▸ WHAT IS NEEDED: Search the records for the string "icon" and copy every line where it turns up.

▸ SOURCE INFORMATION:
################
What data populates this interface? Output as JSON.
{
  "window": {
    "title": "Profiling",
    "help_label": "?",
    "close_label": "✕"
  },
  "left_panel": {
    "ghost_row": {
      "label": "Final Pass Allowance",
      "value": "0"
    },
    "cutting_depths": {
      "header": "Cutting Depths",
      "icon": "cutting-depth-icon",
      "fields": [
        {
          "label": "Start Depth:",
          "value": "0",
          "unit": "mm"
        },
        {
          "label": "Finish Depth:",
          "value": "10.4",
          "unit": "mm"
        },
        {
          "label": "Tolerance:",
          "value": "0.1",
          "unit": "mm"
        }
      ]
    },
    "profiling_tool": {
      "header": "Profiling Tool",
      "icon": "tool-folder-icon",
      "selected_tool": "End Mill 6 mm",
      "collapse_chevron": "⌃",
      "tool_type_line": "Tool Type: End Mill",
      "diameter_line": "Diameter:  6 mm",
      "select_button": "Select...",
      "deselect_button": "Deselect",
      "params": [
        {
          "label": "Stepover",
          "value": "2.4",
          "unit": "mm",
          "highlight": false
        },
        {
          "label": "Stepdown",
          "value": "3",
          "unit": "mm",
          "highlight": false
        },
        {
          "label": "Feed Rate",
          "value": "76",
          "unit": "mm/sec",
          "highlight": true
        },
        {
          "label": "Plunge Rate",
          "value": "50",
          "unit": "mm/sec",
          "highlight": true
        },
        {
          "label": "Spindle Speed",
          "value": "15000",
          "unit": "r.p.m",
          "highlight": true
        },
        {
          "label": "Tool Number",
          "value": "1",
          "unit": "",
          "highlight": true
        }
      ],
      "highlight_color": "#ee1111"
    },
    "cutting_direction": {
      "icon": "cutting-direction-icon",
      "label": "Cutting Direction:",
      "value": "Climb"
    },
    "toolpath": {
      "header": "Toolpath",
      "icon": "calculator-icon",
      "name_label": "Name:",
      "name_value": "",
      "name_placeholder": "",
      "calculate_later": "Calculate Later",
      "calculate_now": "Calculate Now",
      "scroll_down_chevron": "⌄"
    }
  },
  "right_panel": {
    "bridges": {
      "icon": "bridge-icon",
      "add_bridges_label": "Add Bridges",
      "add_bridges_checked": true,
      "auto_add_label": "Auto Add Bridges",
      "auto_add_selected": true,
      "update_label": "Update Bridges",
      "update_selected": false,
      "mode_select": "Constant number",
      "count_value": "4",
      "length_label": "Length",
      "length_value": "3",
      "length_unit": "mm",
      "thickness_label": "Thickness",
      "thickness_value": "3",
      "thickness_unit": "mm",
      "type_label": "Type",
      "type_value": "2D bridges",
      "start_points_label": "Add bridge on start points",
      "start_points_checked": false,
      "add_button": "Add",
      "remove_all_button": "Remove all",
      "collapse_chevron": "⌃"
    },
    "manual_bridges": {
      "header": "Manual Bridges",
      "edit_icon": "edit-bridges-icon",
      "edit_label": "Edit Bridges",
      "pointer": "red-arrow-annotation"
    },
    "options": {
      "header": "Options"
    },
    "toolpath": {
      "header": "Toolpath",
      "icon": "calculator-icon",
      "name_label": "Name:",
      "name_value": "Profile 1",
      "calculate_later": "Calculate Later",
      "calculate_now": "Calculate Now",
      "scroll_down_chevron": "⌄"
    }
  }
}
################
▸ FINAL ANSWER:
      "icon": "cutting-depth-icon",
      "icon": "tool-folder-icon",
      "icon": "cutting-direction-icon",
      "icon": "calculator-icon",
      "icon": "bridge-icon",
      "edit_icon": "edit-bridges-icon",
      "icon": "calculator-icon",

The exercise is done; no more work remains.